* _Task details_
Using the data beneath, show every line that includes the word "charge".

* _Supplied material_
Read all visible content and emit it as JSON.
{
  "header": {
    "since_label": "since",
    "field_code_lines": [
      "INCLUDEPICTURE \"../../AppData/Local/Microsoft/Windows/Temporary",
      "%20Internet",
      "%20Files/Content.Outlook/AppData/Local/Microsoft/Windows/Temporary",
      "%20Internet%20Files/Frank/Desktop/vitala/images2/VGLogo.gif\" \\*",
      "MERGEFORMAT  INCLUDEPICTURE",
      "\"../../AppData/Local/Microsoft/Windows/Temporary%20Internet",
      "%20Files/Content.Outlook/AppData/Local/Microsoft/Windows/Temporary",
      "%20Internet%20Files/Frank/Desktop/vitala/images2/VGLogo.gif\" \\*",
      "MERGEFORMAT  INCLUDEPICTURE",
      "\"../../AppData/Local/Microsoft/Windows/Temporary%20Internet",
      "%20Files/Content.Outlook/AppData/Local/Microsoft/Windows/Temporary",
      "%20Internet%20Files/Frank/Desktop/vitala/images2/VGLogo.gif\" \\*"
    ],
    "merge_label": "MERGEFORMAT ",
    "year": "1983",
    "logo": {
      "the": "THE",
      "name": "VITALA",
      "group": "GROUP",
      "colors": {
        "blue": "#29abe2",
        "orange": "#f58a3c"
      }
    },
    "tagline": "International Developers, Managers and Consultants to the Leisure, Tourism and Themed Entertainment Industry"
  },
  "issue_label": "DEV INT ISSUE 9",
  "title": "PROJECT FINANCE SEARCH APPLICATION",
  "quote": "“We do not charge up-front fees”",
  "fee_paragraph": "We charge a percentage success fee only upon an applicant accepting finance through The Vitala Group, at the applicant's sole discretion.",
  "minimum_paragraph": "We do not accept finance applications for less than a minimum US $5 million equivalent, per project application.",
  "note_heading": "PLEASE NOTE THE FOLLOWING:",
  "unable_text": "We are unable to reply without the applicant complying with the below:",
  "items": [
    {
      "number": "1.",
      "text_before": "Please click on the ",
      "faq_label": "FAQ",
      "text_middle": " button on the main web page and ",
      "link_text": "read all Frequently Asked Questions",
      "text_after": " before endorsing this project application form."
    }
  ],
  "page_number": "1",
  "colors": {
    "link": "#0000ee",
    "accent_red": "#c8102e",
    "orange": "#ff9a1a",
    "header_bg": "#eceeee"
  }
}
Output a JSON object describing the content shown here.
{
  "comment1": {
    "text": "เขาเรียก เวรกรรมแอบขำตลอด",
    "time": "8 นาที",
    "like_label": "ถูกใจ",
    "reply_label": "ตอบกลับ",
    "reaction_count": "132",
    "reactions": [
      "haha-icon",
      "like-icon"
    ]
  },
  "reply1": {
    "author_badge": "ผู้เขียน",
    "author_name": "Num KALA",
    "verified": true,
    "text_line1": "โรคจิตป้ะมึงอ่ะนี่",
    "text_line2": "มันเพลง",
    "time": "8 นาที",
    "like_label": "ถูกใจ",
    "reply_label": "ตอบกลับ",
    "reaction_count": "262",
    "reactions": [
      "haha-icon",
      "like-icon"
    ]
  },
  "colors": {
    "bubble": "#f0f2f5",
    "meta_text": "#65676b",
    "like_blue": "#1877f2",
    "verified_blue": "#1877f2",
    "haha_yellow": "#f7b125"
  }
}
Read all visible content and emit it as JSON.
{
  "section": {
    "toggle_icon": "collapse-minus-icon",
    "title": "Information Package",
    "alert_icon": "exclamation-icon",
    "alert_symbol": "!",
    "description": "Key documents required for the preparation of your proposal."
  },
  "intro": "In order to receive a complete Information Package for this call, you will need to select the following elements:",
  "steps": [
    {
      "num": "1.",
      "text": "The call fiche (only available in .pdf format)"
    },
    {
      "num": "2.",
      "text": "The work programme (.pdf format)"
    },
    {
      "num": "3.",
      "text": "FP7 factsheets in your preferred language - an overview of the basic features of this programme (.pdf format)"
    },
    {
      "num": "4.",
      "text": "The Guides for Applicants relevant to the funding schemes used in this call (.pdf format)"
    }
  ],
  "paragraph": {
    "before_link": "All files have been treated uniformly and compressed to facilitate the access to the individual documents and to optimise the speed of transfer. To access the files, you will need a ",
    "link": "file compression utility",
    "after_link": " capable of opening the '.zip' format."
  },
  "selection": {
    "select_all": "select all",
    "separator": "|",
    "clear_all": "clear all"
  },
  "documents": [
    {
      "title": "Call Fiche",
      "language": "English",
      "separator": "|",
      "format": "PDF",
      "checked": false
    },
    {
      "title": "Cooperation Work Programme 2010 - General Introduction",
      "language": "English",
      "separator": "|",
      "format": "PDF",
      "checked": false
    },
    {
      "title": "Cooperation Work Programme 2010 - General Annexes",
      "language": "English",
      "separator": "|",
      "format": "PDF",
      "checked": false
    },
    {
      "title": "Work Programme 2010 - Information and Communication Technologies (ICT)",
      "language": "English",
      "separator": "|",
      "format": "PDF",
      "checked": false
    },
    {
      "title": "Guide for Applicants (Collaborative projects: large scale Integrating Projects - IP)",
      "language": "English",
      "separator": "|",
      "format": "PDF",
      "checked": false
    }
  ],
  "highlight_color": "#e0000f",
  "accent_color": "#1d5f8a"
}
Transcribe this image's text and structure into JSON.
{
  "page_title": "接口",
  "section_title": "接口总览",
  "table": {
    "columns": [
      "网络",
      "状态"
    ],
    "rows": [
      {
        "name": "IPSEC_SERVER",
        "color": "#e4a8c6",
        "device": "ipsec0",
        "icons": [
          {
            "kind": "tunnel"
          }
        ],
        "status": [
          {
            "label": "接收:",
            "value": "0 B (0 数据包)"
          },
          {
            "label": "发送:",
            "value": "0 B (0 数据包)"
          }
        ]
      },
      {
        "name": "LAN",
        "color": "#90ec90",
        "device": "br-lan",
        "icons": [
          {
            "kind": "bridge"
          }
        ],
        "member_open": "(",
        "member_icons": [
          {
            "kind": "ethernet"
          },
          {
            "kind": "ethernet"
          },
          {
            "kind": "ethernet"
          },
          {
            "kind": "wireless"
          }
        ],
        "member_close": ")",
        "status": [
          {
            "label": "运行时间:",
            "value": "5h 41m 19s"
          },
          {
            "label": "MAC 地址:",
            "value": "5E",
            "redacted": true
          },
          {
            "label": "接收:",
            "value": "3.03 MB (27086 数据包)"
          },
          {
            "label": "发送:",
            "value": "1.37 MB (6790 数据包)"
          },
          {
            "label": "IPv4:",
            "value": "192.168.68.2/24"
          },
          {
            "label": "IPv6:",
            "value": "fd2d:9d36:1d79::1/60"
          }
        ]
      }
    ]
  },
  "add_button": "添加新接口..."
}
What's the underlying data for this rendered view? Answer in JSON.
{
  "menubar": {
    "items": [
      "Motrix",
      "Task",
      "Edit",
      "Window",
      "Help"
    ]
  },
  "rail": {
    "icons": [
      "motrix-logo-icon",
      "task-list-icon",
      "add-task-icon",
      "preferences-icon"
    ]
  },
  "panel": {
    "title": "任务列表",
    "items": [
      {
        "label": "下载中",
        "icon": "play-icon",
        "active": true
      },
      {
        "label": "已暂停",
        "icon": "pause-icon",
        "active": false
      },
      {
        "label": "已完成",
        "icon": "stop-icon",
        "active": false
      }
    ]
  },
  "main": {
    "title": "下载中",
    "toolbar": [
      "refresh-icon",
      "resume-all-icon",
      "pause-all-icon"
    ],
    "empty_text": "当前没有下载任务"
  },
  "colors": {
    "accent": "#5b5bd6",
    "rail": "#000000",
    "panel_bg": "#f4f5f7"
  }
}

* _Answer section_
  "quote": "“We do not charge up-front fees”",
  "fee_paragraph": "We charge a percentage success fee only upon an applicant accepting finance through The Vitala Group, at the applicant's sole discretion.",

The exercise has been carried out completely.